Will Klepper stay on as a correspondent even if he’s not made host?
Klepper: “I want to be out in the mix. I’d love to be at that desk. I’d love to be out in the field. I want to talk about what’s happening in the most consequential election of our time. So I’m looking for the place that best allows me to do that. I think there are a lot of unanswered questions over at The Daily Show. I love The Daily Show. I’ve been there for close to a decade, on and off. I’ve been able to do so many wonderful things. We get to work with wonderful people. I hope it lands in a place that is productive and a machine that can attack this election. It should be the show that everybody is tuning into to get the deepest, most interesting takes on the world around us and this election that’s going to affect us and generations to come. So I’m looking for the best vehicle to do that, to be quite honest with you. It could very well be with The Daily Show. I would love that to be the case. If that’s somewhere else, I just want to be a part of that mix.”

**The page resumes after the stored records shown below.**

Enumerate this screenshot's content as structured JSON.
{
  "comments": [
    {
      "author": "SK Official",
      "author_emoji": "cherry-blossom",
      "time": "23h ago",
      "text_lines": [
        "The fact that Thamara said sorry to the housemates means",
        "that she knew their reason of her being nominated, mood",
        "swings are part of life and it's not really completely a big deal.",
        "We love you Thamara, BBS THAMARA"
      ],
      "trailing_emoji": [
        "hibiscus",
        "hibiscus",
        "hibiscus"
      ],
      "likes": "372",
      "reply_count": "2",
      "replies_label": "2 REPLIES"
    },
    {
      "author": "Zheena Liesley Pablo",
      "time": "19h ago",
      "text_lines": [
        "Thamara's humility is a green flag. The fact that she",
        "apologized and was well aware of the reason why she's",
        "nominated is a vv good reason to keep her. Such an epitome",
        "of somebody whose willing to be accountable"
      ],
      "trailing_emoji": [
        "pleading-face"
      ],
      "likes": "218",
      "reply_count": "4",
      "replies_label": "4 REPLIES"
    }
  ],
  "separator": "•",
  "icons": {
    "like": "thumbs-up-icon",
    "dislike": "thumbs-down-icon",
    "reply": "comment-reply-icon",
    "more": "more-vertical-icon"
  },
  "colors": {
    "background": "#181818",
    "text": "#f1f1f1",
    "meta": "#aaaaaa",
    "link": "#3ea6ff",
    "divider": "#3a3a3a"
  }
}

On Hasan Minhaj reportedly losing the host job after allegations of lying on stage
Wood: “I thought that it would not be enough to cost him the job, regardless of what people felt about it. Basically, what we did was we took Hasan’s comedy, and we flipped it over and read the nutrition facts. And then you find out your favorite juice isn’t 100 percent fresh juice. And some people are pissed, some people are OK with it. The question that was never brought up was like, why now, why is this article being written now and then? But I think when you look at the issue of integrity within that chair, and what Jon Stewart built, and what Trevor built, I completely understand why there would be people who would not want to see Hasan in that seat. And I get why that scared Comedy Central away from him. But it just felt like something where y’all would have just weathered that storm together. I just wish there was a deeper analysis into why that all came about.”
Is the power of political late-night TV waning?

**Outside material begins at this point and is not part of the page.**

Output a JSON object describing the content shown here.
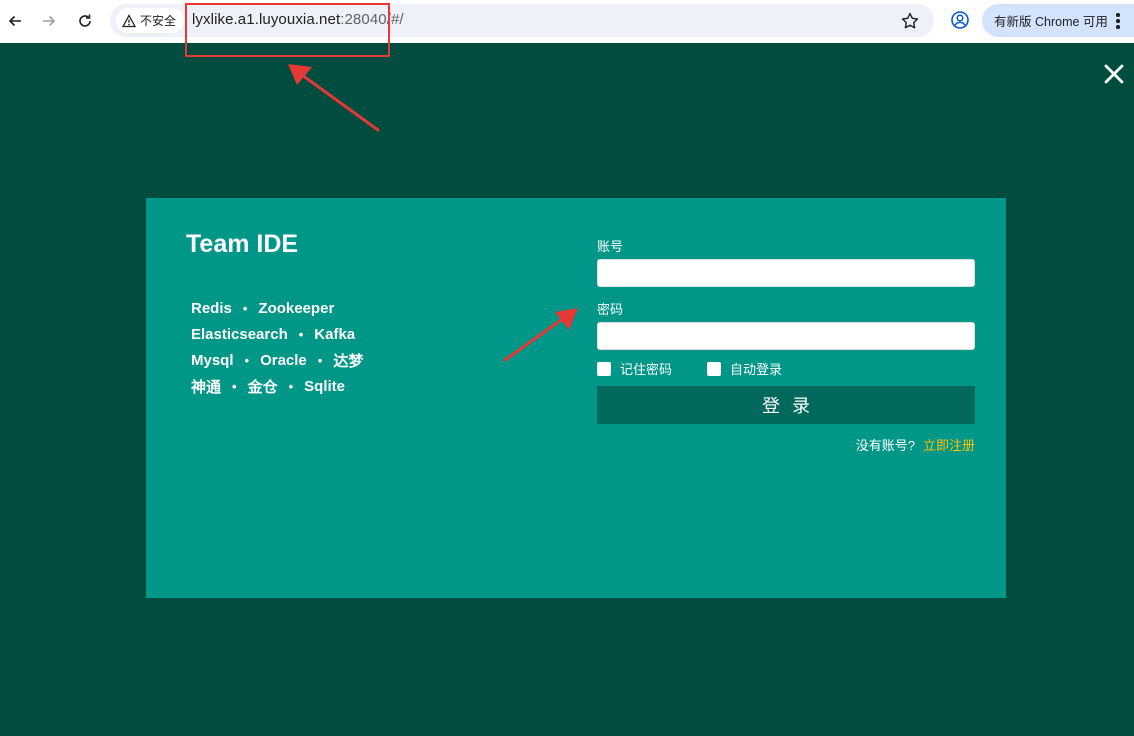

Klepper: “It’s hard to gauge influence. I think in the Jon Stewart era, that was the only name in the game. It was the only big late-night show that was devoted to that. And I think things have shifted. There are more voices, and so the influence of any one particular show is totally affected by that. I will say, as somebody who came in during Jon’s time, the shit mattered. Jon was a comedian, and approached it comedy-first. But the guy was serious as a heart attack, as smart as you could get, and people tuned in to Jon—I tuned in to Jon, because I trusted him. I trusted that he wasn’t bound by party politics, he wasn’t bound by bullshit. I think a lot of people were drawn to that, and I think that is, at its core, what is cool about The Daily Show. That’s what I love about that institution.
And whoever comes in, whatever the next piece is, I do think it is imperative that that person cares about the show that deeply, that the audience has that kind of trust in that person, that they’re not going to waste their time with somebody else. They’re tuning into somebody who knows that this is a rarefied space, knows that they’ve got to do the research so that they’re not spewing bullshit, and that they will look unflinchingly at that bullshit and cut it down as efficiently as they can. I think that is not only a necessity for that job, I also think it’s an opportunity for that job. And so I think its best days could lie in this next year, because it’s never been more important.”